Dairy farms generally sell the male calves borne by their mothers for veal meat, as dairy breeds are not normally satisfactory for commercial beef production. Many dairy farms also grow their own feed, typically including corn, alfalfa, and hay. This is fed directly to the cows, or stored as silage for use during the winter season. Additional dietary supplements are added to the feed to improve milk production.
Farm control and ownership has traditionally been a key indicator of status and power, especially in agrarian societies. The distribution of farm ownership has historically been closely linked to form of government. Medieval feudalism was essentially a system that centralized control of farmland, control of farm labor and political power, while the early American democracy, in which land ownership was a prerequisite for voting rights, was built on relatively easy paths to individual farm ownership. However, the gradual modernization and mechanization of farming, which greatly increases both the efficiency and capital requirements of farming, has led to increasingly large farms owned by individuals or corporations. This has usually been accompanied by the decoupling of political power from farm ownership.
In the UK, farm as an agricultural unit, always denotes the area of pasture and other fields together with its farmhouse and farmyard, barns, cowsheds, stables, etc. In England there is a vague point when a large farm ceases to be referred to as a farm and becomes an estate; although this term can refer to a collection of farms in the same ownership.
The land and buildings of a farm are called the "farmstead." Enterprises where livestock are raised on rangeland are called ranches. Where livestock are raised in confinement on feed produced elsewhere, the term feedlot is usually used
In 1910 there were 6,406,000 farms and 10,174,000 family workers; In 2000 there were only 2,172,000 farms and 2,062,300 family workers.
In the United States, eighty-one percent of all farmworkers are migrant workers, and seventy-one percent are foreign-born. Eighty percent of farmworkers are men, with the average age being 31. Additionally, farmworkers earn less than $75,000 per year, making an average hourly rate of less than $27.00. On average, farmworker families earn $10,000 per year, which is significantly below the 2005 U.S. poverty level of $19,874 for a family of four.
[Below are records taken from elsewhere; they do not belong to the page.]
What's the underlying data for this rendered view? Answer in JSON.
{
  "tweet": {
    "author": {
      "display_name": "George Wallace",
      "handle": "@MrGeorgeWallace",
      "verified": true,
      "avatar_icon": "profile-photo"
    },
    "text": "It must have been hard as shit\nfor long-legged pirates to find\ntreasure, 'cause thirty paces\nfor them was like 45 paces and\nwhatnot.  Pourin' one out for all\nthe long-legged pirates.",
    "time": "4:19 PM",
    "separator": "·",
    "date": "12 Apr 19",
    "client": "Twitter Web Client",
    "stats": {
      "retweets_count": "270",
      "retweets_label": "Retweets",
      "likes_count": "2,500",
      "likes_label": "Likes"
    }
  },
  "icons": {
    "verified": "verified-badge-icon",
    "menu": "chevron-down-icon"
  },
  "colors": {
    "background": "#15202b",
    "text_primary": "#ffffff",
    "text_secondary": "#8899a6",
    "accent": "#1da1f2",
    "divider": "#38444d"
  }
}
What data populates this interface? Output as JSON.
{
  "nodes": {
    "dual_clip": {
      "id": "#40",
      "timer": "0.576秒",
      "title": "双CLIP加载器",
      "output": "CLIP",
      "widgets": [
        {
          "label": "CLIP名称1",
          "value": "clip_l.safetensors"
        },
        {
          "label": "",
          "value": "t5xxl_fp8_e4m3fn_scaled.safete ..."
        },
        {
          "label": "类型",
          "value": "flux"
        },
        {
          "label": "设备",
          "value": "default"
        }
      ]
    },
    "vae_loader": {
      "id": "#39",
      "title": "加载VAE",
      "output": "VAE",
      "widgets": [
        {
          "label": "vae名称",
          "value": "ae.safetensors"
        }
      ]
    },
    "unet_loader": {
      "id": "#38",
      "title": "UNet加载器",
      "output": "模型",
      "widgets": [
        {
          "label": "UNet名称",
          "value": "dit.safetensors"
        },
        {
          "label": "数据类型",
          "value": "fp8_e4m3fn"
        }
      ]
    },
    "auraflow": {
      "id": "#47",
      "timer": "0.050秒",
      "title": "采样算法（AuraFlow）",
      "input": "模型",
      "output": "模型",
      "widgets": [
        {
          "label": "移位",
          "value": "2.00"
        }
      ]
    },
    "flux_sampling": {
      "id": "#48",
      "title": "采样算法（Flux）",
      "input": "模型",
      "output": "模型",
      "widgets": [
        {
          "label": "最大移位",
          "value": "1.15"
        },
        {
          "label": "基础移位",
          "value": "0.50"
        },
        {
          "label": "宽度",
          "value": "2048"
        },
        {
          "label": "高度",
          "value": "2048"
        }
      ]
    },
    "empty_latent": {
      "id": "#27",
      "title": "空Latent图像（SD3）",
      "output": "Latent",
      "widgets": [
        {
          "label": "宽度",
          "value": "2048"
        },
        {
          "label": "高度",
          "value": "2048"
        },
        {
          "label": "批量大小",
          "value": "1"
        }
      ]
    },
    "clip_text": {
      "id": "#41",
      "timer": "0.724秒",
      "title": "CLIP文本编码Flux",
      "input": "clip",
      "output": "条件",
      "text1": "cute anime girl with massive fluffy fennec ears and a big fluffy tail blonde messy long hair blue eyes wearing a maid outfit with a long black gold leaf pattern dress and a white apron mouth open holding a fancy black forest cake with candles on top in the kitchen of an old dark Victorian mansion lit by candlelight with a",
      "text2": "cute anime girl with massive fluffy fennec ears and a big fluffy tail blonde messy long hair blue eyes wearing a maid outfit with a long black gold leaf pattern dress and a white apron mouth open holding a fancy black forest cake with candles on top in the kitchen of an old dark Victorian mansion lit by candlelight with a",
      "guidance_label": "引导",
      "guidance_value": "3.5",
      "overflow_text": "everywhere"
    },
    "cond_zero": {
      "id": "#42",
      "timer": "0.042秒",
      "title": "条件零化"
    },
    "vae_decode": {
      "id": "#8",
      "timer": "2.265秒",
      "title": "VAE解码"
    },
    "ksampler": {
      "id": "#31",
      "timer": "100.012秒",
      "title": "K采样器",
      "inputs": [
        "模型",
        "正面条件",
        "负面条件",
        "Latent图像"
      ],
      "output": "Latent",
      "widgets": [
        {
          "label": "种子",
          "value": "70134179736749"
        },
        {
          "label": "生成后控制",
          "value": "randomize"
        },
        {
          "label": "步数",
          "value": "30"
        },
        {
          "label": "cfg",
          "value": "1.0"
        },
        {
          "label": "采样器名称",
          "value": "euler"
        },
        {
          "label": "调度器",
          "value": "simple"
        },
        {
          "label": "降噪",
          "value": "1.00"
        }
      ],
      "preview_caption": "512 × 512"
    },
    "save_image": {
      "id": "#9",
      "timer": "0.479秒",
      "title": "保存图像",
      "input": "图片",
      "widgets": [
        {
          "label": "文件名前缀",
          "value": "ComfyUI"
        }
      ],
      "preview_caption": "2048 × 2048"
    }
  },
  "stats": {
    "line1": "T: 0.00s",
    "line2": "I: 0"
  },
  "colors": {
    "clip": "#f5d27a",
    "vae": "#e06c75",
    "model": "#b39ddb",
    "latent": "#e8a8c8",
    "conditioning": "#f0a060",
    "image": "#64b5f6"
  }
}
In 2007, corn acres are expected to increase by 15% because of the high demand for ethanol, both in and outside of the U.S. Producers are expecting to plant 90.5 million acres (366,000 km²) of corn, making it the largest corn crop since 1944.
Where most of the income is from some other employment, and the farm is really an expanded residence, the term hobby farm is common. This will allow sufficient size for recreational use but be very unlikely to produce sufficient income to be self-sustaining. Hobby farms are commonly around but may be much larger depending upon land prices (which vary regionally).
Often very small farms used for intensive primary production are referred to by the specialization they are being used for, such as a dairy rather than a dairy farm, a piggery, a market garden, etc. This also applies to feedlots, which are specifically developed to a single purpose and are often not able to be used for more general purpose (mixed) farming practices.
In remote areas farms can become quite large. As with estates in England, there is no defined size or method of operation at which a large farm becomes a station.
Regardless of size, the term station is only used for farms where the main activity is grazing. Some cotton farms in north-western New South Wales or south-western Queensland have been formed by combining previous sheep stations once sufficient water has become available to allow cotton to be grown.
Farms require buildings to facilitate the action of farming the material at hand. Such buildings can include a farm house (for the farmers), a grain silo (for storing grain), and a barn (for the storing of certain animals.)